(Your task) Examine each line of the listing below. Copy those in which the string "name" appears.
>>>>>
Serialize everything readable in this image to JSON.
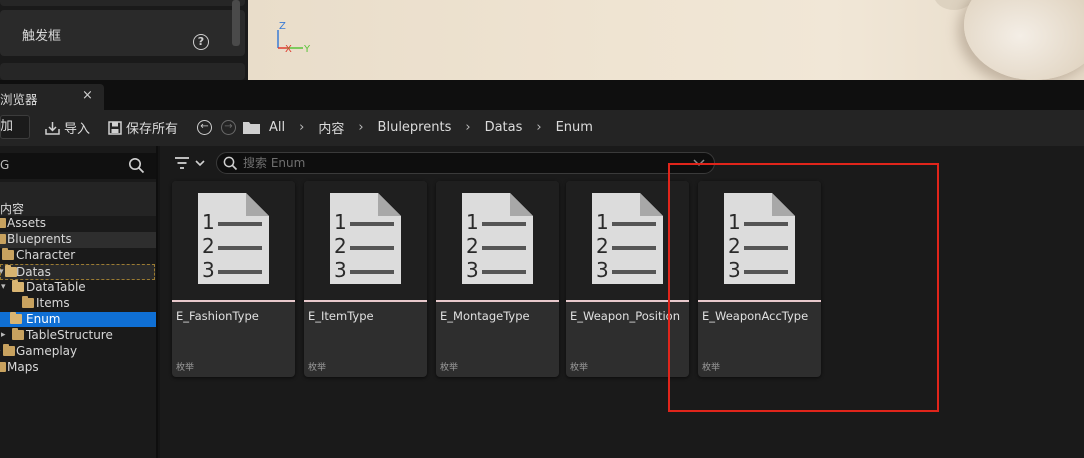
{
  "details_panel": {
    "trigger_label": "触发框",
    "help_icon": "help-icon"
  },
  "viewport": {
    "axis_z": "Z",
    "axis_x": "X",
    "axis_y": "Y",
    "colors": {
      "z": "#3a7bd5",
      "x": "#e03b2f",
      "y": "#5bc43a"
    }
  },
  "content_browser": {
    "tab_title": "浏览器",
    "tab_close": "×",
    "toolbar": {
      "add_label": "添加",
      "import_label": "导入",
      "save_all_label": "保存所有"
    },
    "breadcrumb": [
      "All",
      "内容",
      "Bluleprents",
      "Datas",
      "Enum"
    ],
    "breadcrumb_separator": "›"
  },
  "tree": {
    "search_text": "G",
    "root_label": "内容",
    "items": [
      {
        "label": "Assets",
        "state": "normal"
      },
      {
        "label": "Blueprents",
        "state": "highlight"
      },
      {
        "label": "Character",
        "state": "normal"
      },
      {
        "label": "Datas",
        "state": "outlined"
      },
      {
        "label": "DataTable",
        "state": "normal"
      },
      {
        "label": "Items",
        "state": "normal"
      },
      {
        "label": "Enum",
        "state": "selected"
      },
      {
        "label": "TableStructure",
        "state": "normal"
      },
      {
        "label": "Gameplay",
        "state": "normal"
      },
      {
        "label": "Maps",
        "state": "normal"
      }
    ]
  },
  "asset_view": {
    "search_placeholder": "搜索 Enum",
    "assets": [
      {
        "name": "E_FashionType",
        "type": "枚举"
      },
      {
        "name": "E_ItemType",
        "type": "枚举"
      },
      {
        "name": "E_MontageType",
        "type": "枚举"
      },
      {
        "name": "E_Weapon_Position",
        "type": "枚举"
      },
      {
        "name": "E_WeaponAccType",
        "type": "枚举"
      }
    ]
  },
  "annotation": {
    "color": "#e0251b"
  }
}
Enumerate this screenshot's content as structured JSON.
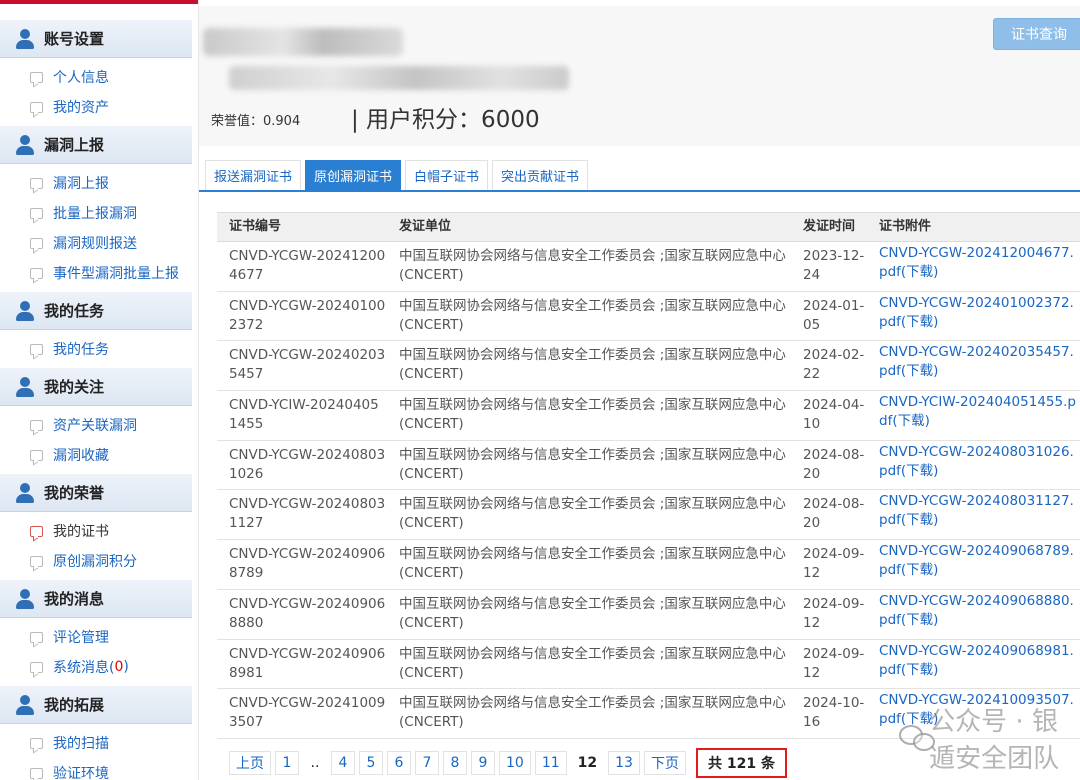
{
  "sidebar": {
    "sections": [
      {
        "title": "账号设置",
        "items": [
          "个人信息",
          "我的资产"
        ]
      },
      {
        "title": "漏洞上报",
        "items": [
          "漏洞上报",
          "批量上报漏洞",
          "漏洞规则报送",
          "事件型漏洞批量上报"
        ]
      },
      {
        "title": "我的任务",
        "items": [
          "我的任务"
        ]
      },
      {
        "title": "我的关注",
        "items": [
          "资产关联漏洞",
          "漏洞收藏"
        ]
      },
      {
        "title": "我的荣誉",
        "items": [
          "我的证书",
          "原创漏洞积分"
        ]
      },
      {
        "title": "我的消息",
        "items": [
          "评论管理",
          "系统消息("
        ]
      },
      {
        "title": "我的拓展",
        "items": [
          "我的扫描",
          "验证环境"
        ]
      }
    ],
    "system_msg_count": "0",
    "system_msg_close": ")"
  },
  "profile": {
    "honor_label": "荣誉值：0.904",
    "points_label": "| 用户积分：6000",
    "query_button": "证书查询"
  },
  "tabs": [
    "报送漏洞证书",
    "原创漏洞证书",
    "白帽子证书",
    "突出贡献证书"
  ],
  "table": {
    "headers": [
      "证书编号",
      "发证单位",
      "发证时间",
      "证书附件"
    ],
    "rows": [
      [
        "CNVD-YCGW-202412004677",
        "中国互联网协会网络与信息安全工作委员会 ;国家互联网应急中心 (CNCERT)",
        "2023-12-24",
        "CNVD-YCGW-202412004677.pdf(下载)"
      ],
      [
        "CNVD-YCGW-202401002372",
        "中国互联网协会网络与信息安全工作委员会 ;国家互联网应急中心 (CNCERT)",
        "2024-01-05",
        "CNVD-YCGW-202401002372.pdf(下载)"
      ],
      [
        "CNVD-YCGW-202402035457",
        "中国互联网协会网络与信息安全工作委员会 ;国家互联网应急中心 (CNCERT)",
        "2024-02-22",
        "CNVD-YCGW-202402035457.pdf(下载)"
      ],
      [
        "CNVD-YCIW-202404051455",
        "中国互联网协会网络与信息安全工作委员会 ;国家互联网应急中心 (CNCERT)",
        "2024-04-10",
        "CNVD-YCIW-202404051455.pdf(下载)"
      ],
      [
        "CNVD-YCGW-202408031026",
        "中国互联网协会网络与信息安全工作委员会 ;国家互联网应急中心 (CNCERT)",
        "2024-08-20",
        "CNVD-YCGW-202408031026.pdf(下载)"
      ],
      [
        "CNVD-YCGW-202408031127",
        "中国互联网协会网络与信息安全工作委员会 ;国家互联网应急中心 (CNCERT)",
        "2024-08-20",
        "CNVD-YCGW-202408031127.pdf(下载)"
      ],
      [
        "CNVD-YCGW-202409068789",
        "中国互联网协会网络与信息安全工作委员会 ;国家互联网应急中心 (CNCERT)",
        "2024-09-12",
        "CNVD-YCGW-202409068789.pdf(下载)"
      ],
      [
        "CNVD-YCGW-202409068880",
        "中国互联网协会网络与信息安全工作委员会 ;国家互联网应急中心 (CNCERT)",
        "2024-09-12",
        "CNVD-YCGW-202409068880.pdf(下载)"
      ],
      [
        "CNVD-YCGW-202409068981",
        "中国互联网协会网络与信息安全工作委员会 ;国家互联网应急中心 (CNCERT)",
        "2024-09-12",
        "CNVD-YCGW-202409068981.pdf(下载)"
      ],
      [
        "CNVD-YCGW-202410093507",
        "中国互联网协会网络与信息安全工作委员会 ;国家互联网应急中心 (CNCERT)",
        "2024-10-16",
        "CNVD-YCGW-202410093507.pdf(下载)"
      ]
    ]
  },
  "pager": {
    "prev": "上页",
    "pages": [
      "1",
      "..",
      "4",
      "5",
      "6",
      "7",
      "8",
      "9",
      "10",
      "11",
      "12",
      "13"
    ],
    "current": "12",
    "next": "下页",
    "total": "共 121 条"
  },
  "watermark": "公众号 · 银遁安全团队"
}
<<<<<
(Written answer)
        "name": "E_FashionType",
        "name": "E_ItemType",
        "name": "E_MontageType",
        "name": "E_Weapon_Position",
        "name": "E_WeaponAccType",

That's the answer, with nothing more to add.